Frances Benjamin Johnston, photographer. Wooden Box Industry: women in work room of box factory. ca 1910. Library of Congress Prints & Photographs Division.
View: Founding of the National Labor Union and the 1st National Call for a 8-Hour Work Day

The National Labor Union was founded on August 20, 1866, in Baltimore, Maryland. It was the first attempt to create a national labor group in the United States and one of their first actions was the first national call for Congress to mandate an 8-hour work day.

Uow Mapping, Labor History Resource Project
View: Knights of Labor History and Geography 1869-1899

The Knights of Labor was the largest and most extensive association of workers in 19th century America. Organized in 1869, the movement grew slowly in the 1870s, then surged in the 1880s, reaching a peak membership approaching one million in 1886-1887 with Local Assemblies spread across the country in more than 5,600 cities and towns.

Uow Mapping, Labor History Resource Project
View: CIO Unions History and Geography

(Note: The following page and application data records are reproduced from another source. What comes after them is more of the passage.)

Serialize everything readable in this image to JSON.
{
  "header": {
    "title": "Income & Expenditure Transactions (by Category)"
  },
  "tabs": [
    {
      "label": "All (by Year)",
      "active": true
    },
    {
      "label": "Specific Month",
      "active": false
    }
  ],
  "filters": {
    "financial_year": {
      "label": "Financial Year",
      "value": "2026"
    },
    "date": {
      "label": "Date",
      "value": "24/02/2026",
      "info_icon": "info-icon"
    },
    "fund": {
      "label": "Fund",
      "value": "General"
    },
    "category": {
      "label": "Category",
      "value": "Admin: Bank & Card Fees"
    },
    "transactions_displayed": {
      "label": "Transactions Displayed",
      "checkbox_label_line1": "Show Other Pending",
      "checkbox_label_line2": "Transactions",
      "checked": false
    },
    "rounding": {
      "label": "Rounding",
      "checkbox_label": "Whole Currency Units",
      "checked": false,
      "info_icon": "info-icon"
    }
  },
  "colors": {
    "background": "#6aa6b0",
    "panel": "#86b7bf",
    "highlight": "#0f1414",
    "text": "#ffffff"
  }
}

The CIO transformed American labor and American politics. Defying the American Federation of Labor’s commitment to craft unionism, the Committee for Industrial Organization was established in 1935 by leaders of the United Mine Workers and other AFL unions who embraced industrial union organizing strategies.